The systematic generation, detection, and manipulation of light opened a rapidly growing field of research now commonly known as photonics. This interdisciplinary field is closely related to classical optics as well as modern fields of quantum optics and quantum optomechanics. While the latter can be attributed to be predominantly inclinded towards basic research, photonics has been an applied branch of research from the beginning by virtue of its programmatic name: let light perform actions prior done by electronics. As a result, many of its developments – starting with the invention of the laser – are now among the essential tools and building blocks of scientific advances not only in optical sciences and physics but also in biology (e.g., optical tweezers) or chemistry (e.g., laser spectroscopy and cooling, STED microscopy beyond the diffraction limit). The availability and readiness of these tools laid the foundation for sophisticated quantum experiments that seemed unimaginable only a few decades ago. Today, at the brink of what many call the second quantum revolution, we are seeing a transition from quantum science to quantum technology. The research group Photonic and Quantum Systems is dedicated to improve and expand the capabilities of photonic systems on one hand and contribute towards future quantum technologies on the other hand by utilizing methods from mathematical modelling, system analysis, optimization, and control theory.
Ultra-short laser pulses have become an essential and flexible tool with applications ranging from basic research to ablation-based material processing and eye surgery. The goal of our research activities is to enhance the performance of modern laser sources using control and system theoretic methods. Read more →
The key motivation of this project is to develop control algorithms that enable essential operations for quantum simulation with sufficient precision for ultra-cold atom experiments. As such we aim at developing tools for two distinct physical situations: the operation of small thermal machines acting on the quantum fields and the controlled, coherent splitting of Bose gases. Read more →

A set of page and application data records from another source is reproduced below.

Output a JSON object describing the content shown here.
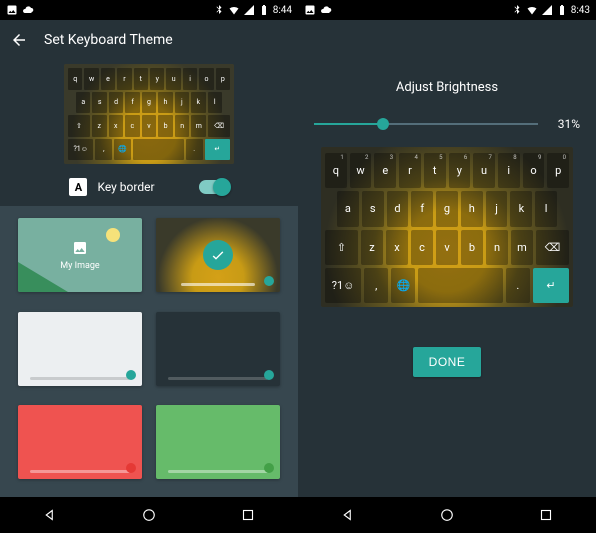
{
  "left": {
    "status": {
      "time": "8:44"
    },
    "header": {
      "title": "Set Keyboard Theme"
    },
    "preview_keys": {
      "r1": [
        "q",
        "w",
        "e",
        "r",
        "t",
        "y",
        "u",
        "i",
        "o",
        "p"
      ],
      "r2": [
        "a",
        "s",
        "d",
        "f",
        "g",
        "h",
        "j",
        "k",
        "l"
      ],
      "r3_shift": "⇧",
      "r3": [
        "z",
        "x",
        "c",
        "v",
        "b",
        "n",
        "m"
      ],
      "r3_del": "⌫",
      "r4_sym": "?1☺",
      "r4_comma": ",",
      "r4_globe": "🌐",
      "r4_space": "",
      "r4_dot": ".",
      "r4_enter": "↵"
    },
    "key_border": {
      "icon_letter": "A",
      "label": "Key border",
      "on": true
    },
    "themes": {
      "myimage_label": "My Image",
      "colors": {
        "teal": "#26a69a",
        "red": "#e53935",
        "green": "#43a047"
      }
    }
  },
  "right": {
    "status": {
      "time": "8:43"
    },
    "brightness": {
      "title": "Adjust Brightness",
      "percent_label": "31%",
      "percent": 31
    },
    "keys": {
      "r1": [
        {
          "l": "q",
          "s": "1"
        },
        {
          "l": "w",
          "s": "2"
        },
        {
          "l": "e",
          "s": "3"
        },
        {
          "l": "r",
          "s": "4"
        },
        {
          "l": "t",
          "s": "5"
        },
        {
          "l": "y",
          "s": "6"
        },
        {
          "l": "u",
          "s": "7"
        },
        {
          "l": "i",
          "s": "8"
        },
        {
          "l": "o",
          "s": "9"
        },
        {
          "l": "p",
          "s": "0"
        }
      ],
      "r2": [
        "a",
        "s",
        "d",
        "f",
        "g",
        "h",
        "j",
        "k",
        "l"
      ],
      "r3_shift": "⇧",
      "r3": [
        "z",
        "x",
        "c",
        "v",
        "b",
        "n",
        "m"
      ],
      "r3_del": "⌫",
      "r4_sym": "?1☺",
      "r4_comma": ",",
      "r4_globe": "🌐",
      "r4_space": "",
      "r4_dot": ".",
      "r4_enter": "↵"
    },
    "done": "DONE"
  }
}
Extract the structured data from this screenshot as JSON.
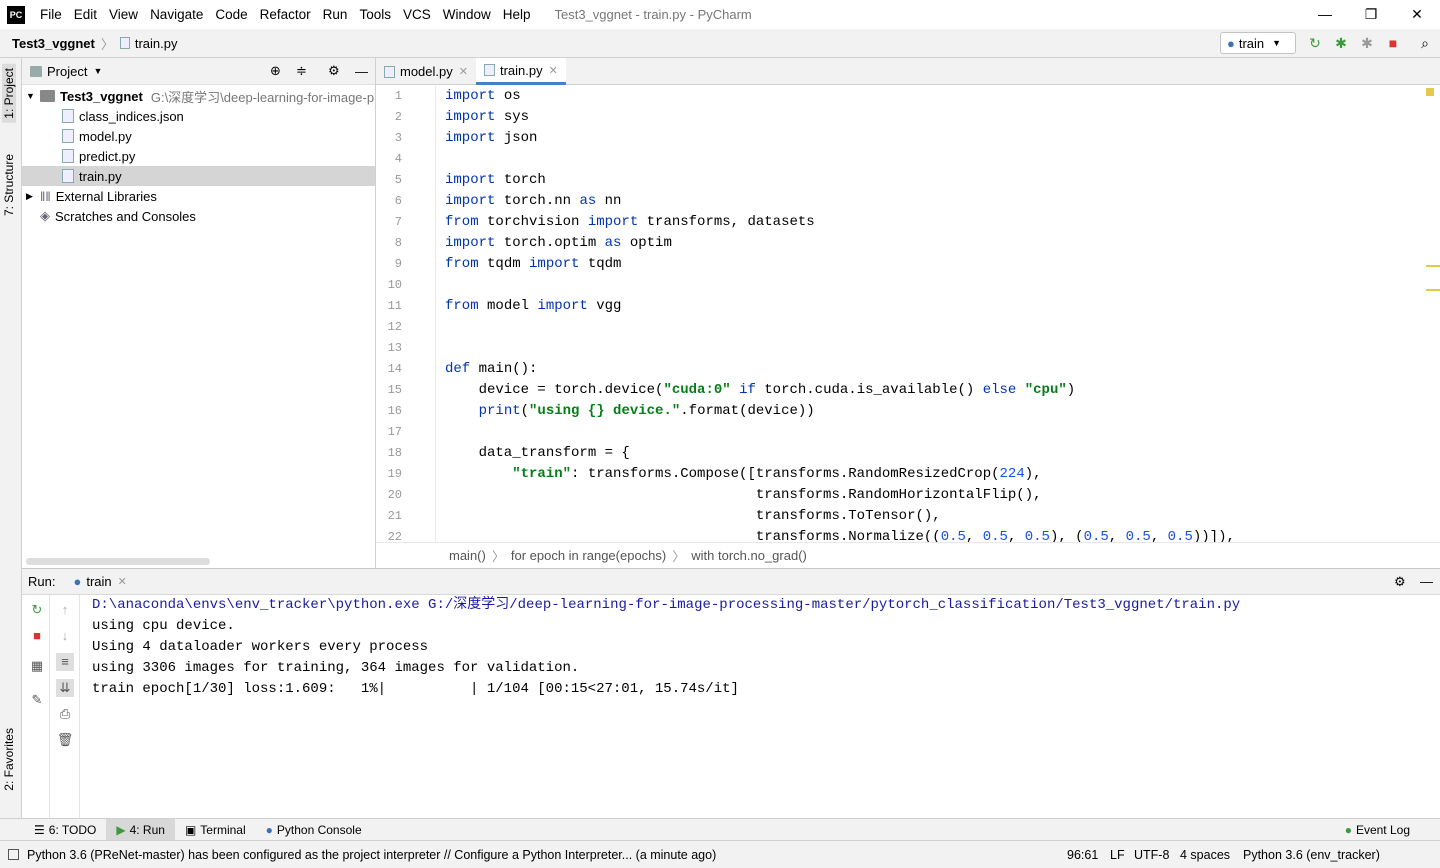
{
  "menubar": {
    "logo": "PC",
    "items": [
      "File",
      "Edit",
      "View",
      "Navigate",
      "Code",
      "Refactor",
      "Run",
      "Tools",
      "VCS",
      "Window",
      "Help"
    ],
    "title": "Test3_vggnet - train.py - PyCharm",
    "minimize": "—",
    "maximize": "❐",
    "close": "✕"
  },
  "navbar": {
    "project": "Test3_vggnet",
    "file": "train.py",
    "run_config": "train"
  },
  "left_tabs": {
    "project": "1: Project",
    "structure": "7: Structure",
    "favorites": "2: Favorites"
  },
  "project_panel": {
    "title": "Project",
    "root": "Test3_vggnet",
    "root_path": "G:\\深度学习\\deep-learning-for-image-p",
    "files": [
      "class_indices.json",
      "model.py",
      "predict.py",
      "train.py"
    ],
    "external": "External Libraries",
    "scratches": "Scratches and Consoles"
  },
  "editor": {
    "tabs": [
      "model.py",
      "train.py"
    ],
    "breadcrumb": [
      "main()",
      "for epoch in range(epochs)",
      "with torch.no_grad()"
    ]
  },
  "run_panel": {
    "label": "Run:",
    "tab": "train",
    "output": [
      "D:\\anaconda\\envs\\env_tracker\\python.exe G:/深度学习/deep-learning-for-image-processing-master/pytorch_classification/Test3_vggnet/train.py",
      "using cpu device.",
      "Using 4 dataloader workers every process",
      "using 3306 images for training, 364 images for validation.",
      "train epoch[1/30] loss:1.609:   1%|          | 1/104 [00:15<27:01, 15.74s/it]"
    ]
  },
  "bottom_tabs": {
    "todo": "6: TODO",
    "run": "4: Run",
    "terminal": "Terminal",
    "console": "Python Console",
    "event_log": "Event Log"
  },
  "status": {
    "message": "Python 3.6 (PReNet-master) has been configured as the project interpreter // Configure a Python Interpreter... (a minute ago)",
    "position": "96:61",
    "line_sep": "LF",
    "encoding": "UTF-8",
    "indent": "4 spaces",
    "interpreter": "Python 3.6 (env_tracker)"
  }
}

This project aims to generate motional quantum states of mesoscopic, optically levitated particles utilizing real-time algorithms and methods from control theory. By their unrivaled sensitivity, levitated nanoparticles hold promises ranging from commercial sensing applications to the search for new physics. Read more →